By Amanda Yeager, email@example.com
3:55 PM EDT, May 8, 2014
Howard County is launching a new health food initiative, and it’s called the Roving Radish.
County Executive Ken Ulman unveiled the white, red and green refrigerated truck, which will be used to deliver fresh, pre-cut food to participating families at five locations across the county, in a ceremony at the Monarch Mills housing complex in Columbia on Thursday.
“We know that it’s incumbent upon all of us to make sure we are deep into the community, in every part of the community,” Ulman said. “We all know that we’ve got to make sure that healthy, accessible… nutritious and affordable food is provided everywhere in our county, and we want to make sure [to] spark the interest of all to make sure we’re providing not only food to solve our hunger issues, but also the most nutritious food we can, as well.”
The mobile market will begin delivering July 7, and will run for 20 weeks. Families can register to pick up a weekly food kit at one of five designated sites: Monarch Mills, the Dancel Family Center Y of Central Maryland in Ellicott City, Bridgeway Community Church in Columbia, the Bain senior center in Columbia and the North Laurel Community Center.
Kits are available to all county residents and will cost $24 each, although people who can’t afford to pay the full amount can apply for a subsidy to bring the cost down to $10 a kit. A week’s subscription will include kits for eight different meals for a family of four.
As much as possible, the food will be supplied by county farmers, working through the Common Market, a Philadelphia-based firm that coordinates with local farms, according to county officials.

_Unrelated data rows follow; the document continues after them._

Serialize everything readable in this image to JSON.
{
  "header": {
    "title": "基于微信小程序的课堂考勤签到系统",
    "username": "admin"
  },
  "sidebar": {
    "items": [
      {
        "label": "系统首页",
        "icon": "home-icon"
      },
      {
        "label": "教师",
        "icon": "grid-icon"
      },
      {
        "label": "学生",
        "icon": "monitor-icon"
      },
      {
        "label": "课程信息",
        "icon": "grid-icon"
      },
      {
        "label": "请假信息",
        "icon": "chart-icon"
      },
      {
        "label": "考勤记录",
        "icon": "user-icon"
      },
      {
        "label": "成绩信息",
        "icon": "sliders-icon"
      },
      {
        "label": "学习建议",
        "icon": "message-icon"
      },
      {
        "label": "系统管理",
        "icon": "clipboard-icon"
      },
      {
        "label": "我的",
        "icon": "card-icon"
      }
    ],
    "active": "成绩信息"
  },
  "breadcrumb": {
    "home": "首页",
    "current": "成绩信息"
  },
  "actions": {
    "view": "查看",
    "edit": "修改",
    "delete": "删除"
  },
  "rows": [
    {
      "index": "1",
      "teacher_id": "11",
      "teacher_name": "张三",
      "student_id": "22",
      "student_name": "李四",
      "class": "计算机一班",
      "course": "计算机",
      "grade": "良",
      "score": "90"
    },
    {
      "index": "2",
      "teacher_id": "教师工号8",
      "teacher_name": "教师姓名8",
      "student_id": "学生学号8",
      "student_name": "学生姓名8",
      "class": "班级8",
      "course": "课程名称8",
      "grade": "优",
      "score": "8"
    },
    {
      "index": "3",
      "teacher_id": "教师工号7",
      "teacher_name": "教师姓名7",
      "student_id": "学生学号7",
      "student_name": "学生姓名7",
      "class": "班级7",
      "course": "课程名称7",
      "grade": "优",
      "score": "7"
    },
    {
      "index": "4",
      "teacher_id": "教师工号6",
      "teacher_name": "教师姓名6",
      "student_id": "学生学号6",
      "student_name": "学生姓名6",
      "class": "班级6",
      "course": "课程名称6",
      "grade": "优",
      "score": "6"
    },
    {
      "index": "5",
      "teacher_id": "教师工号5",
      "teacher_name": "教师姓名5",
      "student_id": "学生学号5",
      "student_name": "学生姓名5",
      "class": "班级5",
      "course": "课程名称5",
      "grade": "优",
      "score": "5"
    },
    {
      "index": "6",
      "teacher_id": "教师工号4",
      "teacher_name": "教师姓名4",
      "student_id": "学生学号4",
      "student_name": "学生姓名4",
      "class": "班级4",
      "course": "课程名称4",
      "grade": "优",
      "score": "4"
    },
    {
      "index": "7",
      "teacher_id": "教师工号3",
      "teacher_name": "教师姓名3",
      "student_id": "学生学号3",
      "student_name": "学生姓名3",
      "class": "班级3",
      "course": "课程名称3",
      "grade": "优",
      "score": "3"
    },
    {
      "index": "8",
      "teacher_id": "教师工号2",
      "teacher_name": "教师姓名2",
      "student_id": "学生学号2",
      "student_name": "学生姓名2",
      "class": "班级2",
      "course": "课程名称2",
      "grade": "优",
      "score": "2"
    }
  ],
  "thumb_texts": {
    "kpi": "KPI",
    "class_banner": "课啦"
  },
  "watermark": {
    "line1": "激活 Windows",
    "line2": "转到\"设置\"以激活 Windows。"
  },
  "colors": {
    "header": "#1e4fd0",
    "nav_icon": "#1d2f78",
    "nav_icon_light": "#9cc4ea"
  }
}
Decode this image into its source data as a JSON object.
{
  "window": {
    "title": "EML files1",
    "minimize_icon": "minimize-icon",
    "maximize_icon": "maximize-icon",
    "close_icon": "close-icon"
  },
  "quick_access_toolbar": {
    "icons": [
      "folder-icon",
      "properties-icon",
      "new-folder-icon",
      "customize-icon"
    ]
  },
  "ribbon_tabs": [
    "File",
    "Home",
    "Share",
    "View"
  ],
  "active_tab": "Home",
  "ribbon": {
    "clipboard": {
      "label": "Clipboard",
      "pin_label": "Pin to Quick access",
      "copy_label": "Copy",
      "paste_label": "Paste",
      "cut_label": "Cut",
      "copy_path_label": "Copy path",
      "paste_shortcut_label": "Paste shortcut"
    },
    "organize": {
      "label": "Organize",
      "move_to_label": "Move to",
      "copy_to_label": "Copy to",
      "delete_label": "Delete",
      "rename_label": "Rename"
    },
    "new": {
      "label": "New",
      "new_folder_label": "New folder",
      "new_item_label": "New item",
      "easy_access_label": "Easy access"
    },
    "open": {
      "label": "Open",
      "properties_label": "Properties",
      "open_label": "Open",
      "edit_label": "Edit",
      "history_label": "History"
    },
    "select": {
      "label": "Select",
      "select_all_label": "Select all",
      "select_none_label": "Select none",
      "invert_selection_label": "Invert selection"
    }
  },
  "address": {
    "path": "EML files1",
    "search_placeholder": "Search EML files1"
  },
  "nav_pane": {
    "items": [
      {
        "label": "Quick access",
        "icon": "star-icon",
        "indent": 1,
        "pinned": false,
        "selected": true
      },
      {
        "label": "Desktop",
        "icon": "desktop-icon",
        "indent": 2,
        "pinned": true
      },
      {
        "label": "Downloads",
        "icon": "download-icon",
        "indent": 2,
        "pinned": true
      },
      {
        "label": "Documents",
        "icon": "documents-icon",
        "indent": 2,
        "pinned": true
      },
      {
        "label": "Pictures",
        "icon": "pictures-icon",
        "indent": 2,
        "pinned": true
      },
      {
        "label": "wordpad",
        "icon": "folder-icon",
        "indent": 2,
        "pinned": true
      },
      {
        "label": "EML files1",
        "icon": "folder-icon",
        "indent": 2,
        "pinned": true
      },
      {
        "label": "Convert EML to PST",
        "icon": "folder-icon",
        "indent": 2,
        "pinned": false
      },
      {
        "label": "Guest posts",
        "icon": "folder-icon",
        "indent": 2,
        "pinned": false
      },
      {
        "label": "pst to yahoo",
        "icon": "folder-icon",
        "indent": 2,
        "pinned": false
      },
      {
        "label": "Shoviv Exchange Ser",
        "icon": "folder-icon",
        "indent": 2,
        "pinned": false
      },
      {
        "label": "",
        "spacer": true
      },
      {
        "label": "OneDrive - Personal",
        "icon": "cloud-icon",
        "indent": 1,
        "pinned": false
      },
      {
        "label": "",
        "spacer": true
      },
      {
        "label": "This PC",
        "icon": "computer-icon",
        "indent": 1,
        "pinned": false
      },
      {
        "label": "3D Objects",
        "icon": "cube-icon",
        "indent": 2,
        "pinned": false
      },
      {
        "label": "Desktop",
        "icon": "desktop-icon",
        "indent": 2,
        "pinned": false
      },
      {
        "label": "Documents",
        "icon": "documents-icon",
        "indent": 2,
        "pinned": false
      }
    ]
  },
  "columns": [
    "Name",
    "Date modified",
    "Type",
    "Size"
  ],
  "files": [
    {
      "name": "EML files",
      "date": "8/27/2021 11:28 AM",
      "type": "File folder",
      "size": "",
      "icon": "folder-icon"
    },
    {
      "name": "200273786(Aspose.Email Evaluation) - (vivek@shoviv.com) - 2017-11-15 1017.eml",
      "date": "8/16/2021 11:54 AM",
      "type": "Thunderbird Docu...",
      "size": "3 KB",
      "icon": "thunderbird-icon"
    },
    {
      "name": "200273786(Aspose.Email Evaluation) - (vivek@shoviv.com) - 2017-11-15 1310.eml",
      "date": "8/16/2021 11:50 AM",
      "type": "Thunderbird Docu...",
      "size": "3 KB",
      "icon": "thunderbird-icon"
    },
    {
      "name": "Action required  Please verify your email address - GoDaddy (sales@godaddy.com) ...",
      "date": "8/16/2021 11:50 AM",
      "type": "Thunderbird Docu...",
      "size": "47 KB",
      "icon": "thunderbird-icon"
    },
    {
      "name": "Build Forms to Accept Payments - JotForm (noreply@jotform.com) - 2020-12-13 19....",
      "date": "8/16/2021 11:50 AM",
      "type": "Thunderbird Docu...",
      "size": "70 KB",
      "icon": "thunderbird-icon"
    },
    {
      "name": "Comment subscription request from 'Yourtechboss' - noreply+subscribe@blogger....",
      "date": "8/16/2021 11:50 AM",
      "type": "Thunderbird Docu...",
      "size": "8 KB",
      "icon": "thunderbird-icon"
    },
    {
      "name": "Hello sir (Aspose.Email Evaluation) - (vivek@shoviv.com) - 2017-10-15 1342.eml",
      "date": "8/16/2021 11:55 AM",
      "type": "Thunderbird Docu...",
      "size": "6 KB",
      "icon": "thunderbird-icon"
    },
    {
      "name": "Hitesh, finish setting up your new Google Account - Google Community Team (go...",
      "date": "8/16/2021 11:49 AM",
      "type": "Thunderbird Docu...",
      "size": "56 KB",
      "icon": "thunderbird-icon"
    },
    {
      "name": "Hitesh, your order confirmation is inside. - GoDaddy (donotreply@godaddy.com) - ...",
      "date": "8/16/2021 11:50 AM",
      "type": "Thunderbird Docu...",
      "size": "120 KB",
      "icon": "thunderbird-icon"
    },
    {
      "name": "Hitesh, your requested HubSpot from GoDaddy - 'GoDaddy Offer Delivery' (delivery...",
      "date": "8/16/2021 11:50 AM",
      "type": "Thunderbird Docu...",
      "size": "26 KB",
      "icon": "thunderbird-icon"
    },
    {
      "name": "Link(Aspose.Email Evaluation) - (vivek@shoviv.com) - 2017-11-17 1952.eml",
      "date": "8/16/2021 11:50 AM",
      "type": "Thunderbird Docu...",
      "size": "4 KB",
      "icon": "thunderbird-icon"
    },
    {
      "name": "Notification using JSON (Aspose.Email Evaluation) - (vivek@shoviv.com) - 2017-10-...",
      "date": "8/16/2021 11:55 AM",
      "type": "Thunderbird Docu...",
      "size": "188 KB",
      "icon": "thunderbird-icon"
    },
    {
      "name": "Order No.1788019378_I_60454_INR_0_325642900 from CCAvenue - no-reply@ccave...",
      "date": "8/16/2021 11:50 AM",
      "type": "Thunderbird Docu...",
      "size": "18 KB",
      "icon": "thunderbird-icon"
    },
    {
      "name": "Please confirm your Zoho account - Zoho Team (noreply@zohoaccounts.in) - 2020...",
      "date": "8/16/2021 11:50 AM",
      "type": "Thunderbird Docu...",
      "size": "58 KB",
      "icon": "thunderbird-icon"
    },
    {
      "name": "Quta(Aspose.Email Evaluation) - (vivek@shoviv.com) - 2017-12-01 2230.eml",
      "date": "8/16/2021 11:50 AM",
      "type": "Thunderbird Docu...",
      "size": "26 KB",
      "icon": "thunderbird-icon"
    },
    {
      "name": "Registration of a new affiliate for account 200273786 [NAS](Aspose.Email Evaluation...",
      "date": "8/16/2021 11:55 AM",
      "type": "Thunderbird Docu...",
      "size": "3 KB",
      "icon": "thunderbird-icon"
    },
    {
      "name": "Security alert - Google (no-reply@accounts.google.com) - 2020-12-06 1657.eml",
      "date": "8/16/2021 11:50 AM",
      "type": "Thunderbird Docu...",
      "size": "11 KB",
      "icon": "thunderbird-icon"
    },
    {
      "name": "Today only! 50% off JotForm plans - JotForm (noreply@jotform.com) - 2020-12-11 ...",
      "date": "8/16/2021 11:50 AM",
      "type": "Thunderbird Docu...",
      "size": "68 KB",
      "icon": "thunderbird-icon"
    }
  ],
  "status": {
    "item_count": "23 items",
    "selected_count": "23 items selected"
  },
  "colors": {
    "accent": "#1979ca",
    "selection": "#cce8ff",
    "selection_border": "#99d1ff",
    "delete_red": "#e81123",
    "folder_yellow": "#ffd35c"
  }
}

Ulman said Wegman’s grocery store will backfill any ingredients that local farmers can’t provide.
Inmates at the Howard County Detention Center will prepare the food for distribution.
Nikki Highsmith Vernick, president and CEO of the Horizon Foundation, which partnered with the county for the project, said the mobile market is another way to “[foster] a community and culture of health.
“We’re trying to make sure the healthy options are the default options in Howard County,” Highsmith Vernick said. “Whether it’s food or beverages, we’re always trying to make the healthy choice the easy choice.”
Michelle Stewart, a Monarch Mills resident who happened upon the presentation in the parking lot of the housing complex, said she liked the idea of making access to food more convenient and affordable for families.
While she and her son incorporate lots of fruits and vegetables into their diets, Stewart said the cost was sometimes prohibitive.
Sometimes, she said, “it’s get vegetables or pay for medication.”
Other partners for the project include the United Way of Central Maryland, which has committed $50,000 to helping subsidize meal kits for families in need; and Apple Ford of Columbia, which donated the Roving Radish refrigerated van.
The mobile market is part of a broader farm-to-table initiative announced in December. In addition to the food truck, the county’s new Food Policy Task Force plans to create a food incubator, where the county can help distribute local produce and foster fledgling businesses that need to use a commercial kitchen.